Walking Tour

The Most Magical Indie Bookshops in All the (NYC) Land

A tour of NYC's loveliest, enchanting (and, alas, endangered) independent bookstores. Visit them, plus nearby coffee and drink nooks where you enjoy your new read, for a spiritual cleanse.

The independent bookstore has long been considered a sacred institution in the eyes of many New Yorkers. Without them, where else would Harry have met Sally (again)? Would Shopgirl and NY152 ever have had their happy ending? More important, where else would you receive the special care and individual attention that a local bookseller provides? After all, the owners of Barnes & Noble don’t personally call to let you know when your favorite author’s latest work is available.

Unfortunately, though, the age of technology, mega chain stores, and the e-book have put our local brick-and-mortar shops in peril; New York City’s most beloved independent bookstores have been slowly disappearing throughout the boroughs (RIP BookCourt).

So we’ve put together a list of the city’s must-visit indie bookshops, from secondhand cookbook sellers to brand-new neighborhood gems established by bestselling authors. Patronize them before they’re turned into more Chases and Rite Aids.

We also paired each bookshop with its perfect (and close-by) eating and drinking match, because a good hardcover deserves some food (and drink) for thought. Read on below.

We want to help you break out of your comfort zone and expand your horizons (we love the Strand, too, but it’s not the only indie bookstore in town). Editor Danielle Murphy browsed, flipped, and sipped her way through our picks for the best mom-and-pop bookshops, plus the coffee shops, bakeries, and bars where you can get to know your new read.
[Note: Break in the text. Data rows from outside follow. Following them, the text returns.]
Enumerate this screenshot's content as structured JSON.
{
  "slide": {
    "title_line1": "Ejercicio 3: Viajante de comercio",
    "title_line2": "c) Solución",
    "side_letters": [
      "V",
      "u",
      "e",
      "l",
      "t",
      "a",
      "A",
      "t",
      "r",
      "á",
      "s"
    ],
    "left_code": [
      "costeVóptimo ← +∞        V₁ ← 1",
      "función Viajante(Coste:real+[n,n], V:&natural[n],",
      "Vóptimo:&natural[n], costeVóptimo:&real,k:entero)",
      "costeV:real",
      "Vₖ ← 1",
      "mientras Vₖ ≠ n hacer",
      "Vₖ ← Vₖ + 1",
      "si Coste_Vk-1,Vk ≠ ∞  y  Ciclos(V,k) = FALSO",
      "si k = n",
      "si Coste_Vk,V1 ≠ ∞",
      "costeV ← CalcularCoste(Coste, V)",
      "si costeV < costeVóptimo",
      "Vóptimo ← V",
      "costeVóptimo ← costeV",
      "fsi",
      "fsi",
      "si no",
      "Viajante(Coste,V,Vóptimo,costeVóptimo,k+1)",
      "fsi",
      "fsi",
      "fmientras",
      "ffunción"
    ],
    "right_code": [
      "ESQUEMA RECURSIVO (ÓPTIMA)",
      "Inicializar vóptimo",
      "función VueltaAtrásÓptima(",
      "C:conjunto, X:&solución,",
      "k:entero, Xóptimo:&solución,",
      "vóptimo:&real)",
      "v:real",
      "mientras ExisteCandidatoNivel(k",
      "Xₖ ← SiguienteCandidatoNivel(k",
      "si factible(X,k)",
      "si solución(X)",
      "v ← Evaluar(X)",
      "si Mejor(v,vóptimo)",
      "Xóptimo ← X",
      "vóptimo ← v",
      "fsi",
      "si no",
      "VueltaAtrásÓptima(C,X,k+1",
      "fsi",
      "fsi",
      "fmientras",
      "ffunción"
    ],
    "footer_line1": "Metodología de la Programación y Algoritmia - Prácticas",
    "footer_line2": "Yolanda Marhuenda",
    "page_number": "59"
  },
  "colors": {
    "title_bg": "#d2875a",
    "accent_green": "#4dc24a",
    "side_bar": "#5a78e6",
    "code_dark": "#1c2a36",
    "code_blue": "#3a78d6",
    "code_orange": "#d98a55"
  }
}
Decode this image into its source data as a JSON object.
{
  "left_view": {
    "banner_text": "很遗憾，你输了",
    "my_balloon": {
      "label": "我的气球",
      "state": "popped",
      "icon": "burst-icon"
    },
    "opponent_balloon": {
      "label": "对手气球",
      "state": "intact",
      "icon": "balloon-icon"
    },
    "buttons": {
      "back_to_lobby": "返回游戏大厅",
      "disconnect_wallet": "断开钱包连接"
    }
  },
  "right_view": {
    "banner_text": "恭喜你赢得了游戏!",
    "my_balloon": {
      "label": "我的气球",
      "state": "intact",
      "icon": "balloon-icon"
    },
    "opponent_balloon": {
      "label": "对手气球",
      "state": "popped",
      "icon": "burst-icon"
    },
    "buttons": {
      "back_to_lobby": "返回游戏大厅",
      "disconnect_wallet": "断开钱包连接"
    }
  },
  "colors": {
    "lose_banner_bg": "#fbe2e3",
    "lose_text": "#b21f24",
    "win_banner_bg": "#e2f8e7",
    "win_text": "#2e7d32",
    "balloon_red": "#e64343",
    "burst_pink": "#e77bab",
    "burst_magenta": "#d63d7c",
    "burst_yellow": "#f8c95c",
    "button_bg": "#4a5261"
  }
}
Three Lives & Company
Step through the red double doors of this small corner bookshop at 10th and Waverly and you’re immediately welcomed with the comforting smells of fresh-pressed book pages, frayed Persian rugs, and weathered leather couches. Thousands of books are squeezed into every shelf and crevice, and towering stacks block the floor-to-ceiling windows; I couldn’t see or hear the street life outside, which made the shop feel encompassing and mysterious. With no genre markers to be found, I navigated each section blindly—starting in fiction and eventually stumbling upon everything from memoir and poetry to culinary, history, and language. Don’t let the size of this place fool you; tiny surprises materialized at every turn, including a couple of novels autographed by their writers—I found Bill Hayes’s John Hancock in his memoir Insomniac City, which he called a celebration of the “evanescent and the unexpected” of life in NYC. And the unexpected certainly rounded out my evening as I watched a staff member happily pull out a couple of dog treats for a customer who strolled in with her Labrador retriever.

Van Leeuwen Artisan Ice Cream
We all know a piping hot cup of tea or coffee pairs nicely with a good book (along with a plushy love seat), but how about replacing that caffeine fix with something a little sweeter? Walk 20 steps across the street and you’ll find yourself at this cozy artisanal ice cream shop, where you can read your new experimental fiction and taste experimental flavors (vegan turmeric palm sugar cookie, anyone?). Although tempting, I wouldn’t recommend braving a three-scooper—no one wants mint chocolate chip stains on her brand-new hardcover.